▸ **About this task**: Go through the material and return every line that contains the string "status".

****

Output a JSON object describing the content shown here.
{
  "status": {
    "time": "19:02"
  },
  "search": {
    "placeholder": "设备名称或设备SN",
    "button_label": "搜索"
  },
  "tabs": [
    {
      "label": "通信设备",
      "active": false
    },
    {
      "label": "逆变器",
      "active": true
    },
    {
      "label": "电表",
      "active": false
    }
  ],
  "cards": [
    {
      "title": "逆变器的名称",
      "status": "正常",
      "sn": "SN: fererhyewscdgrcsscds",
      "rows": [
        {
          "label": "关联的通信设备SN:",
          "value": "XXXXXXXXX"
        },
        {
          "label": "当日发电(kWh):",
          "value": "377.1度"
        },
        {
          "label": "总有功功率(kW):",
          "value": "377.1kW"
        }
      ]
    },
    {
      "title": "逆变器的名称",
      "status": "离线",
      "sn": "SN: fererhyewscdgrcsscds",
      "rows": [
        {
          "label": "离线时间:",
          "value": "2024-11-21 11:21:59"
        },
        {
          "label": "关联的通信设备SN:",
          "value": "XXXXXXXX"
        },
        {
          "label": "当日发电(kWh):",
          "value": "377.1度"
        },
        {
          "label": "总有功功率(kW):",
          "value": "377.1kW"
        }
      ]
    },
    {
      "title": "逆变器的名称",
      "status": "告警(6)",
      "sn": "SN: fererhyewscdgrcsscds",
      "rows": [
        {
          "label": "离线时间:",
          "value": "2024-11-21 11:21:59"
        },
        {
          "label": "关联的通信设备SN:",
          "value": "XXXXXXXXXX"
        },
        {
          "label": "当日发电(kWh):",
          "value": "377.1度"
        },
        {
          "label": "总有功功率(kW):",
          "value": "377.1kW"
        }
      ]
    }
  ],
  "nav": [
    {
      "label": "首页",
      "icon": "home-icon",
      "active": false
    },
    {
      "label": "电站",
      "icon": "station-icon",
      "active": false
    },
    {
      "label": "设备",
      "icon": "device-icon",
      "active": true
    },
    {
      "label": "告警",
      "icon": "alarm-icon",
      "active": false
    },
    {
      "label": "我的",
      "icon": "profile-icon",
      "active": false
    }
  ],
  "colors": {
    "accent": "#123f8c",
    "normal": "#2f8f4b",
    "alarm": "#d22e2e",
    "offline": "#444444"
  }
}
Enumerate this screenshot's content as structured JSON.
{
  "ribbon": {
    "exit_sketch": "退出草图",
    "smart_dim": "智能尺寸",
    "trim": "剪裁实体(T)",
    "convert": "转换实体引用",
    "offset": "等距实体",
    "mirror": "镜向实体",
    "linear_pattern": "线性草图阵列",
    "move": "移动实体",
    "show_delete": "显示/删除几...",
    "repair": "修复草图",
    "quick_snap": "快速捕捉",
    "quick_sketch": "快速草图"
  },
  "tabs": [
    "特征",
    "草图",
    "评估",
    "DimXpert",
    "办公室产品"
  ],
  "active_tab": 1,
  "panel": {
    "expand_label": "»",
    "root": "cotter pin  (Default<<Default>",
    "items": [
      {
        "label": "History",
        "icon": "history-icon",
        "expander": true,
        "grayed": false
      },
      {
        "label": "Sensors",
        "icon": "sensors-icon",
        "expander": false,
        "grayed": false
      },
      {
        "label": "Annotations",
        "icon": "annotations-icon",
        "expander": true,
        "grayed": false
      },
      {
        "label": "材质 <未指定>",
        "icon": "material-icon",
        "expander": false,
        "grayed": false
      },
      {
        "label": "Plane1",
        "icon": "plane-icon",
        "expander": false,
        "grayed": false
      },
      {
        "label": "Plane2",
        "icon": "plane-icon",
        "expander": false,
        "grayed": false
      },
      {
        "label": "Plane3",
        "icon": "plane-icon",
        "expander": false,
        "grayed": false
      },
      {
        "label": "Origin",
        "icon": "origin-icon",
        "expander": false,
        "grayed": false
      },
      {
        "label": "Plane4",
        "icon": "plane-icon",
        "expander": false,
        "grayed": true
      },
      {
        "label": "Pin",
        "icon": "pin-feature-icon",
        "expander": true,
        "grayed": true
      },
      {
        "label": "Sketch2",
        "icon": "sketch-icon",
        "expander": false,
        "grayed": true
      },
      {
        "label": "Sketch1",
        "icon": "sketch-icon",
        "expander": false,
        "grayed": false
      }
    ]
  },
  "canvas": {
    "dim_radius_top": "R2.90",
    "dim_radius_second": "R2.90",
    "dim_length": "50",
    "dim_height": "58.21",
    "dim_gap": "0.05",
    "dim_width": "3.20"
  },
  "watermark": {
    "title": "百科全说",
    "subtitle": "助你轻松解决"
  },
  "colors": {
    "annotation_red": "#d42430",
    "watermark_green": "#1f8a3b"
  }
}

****

▸ **Answer section**:
  "status": {
      "status": "正常",
      "status": "离线",
      "status": "告警(6)",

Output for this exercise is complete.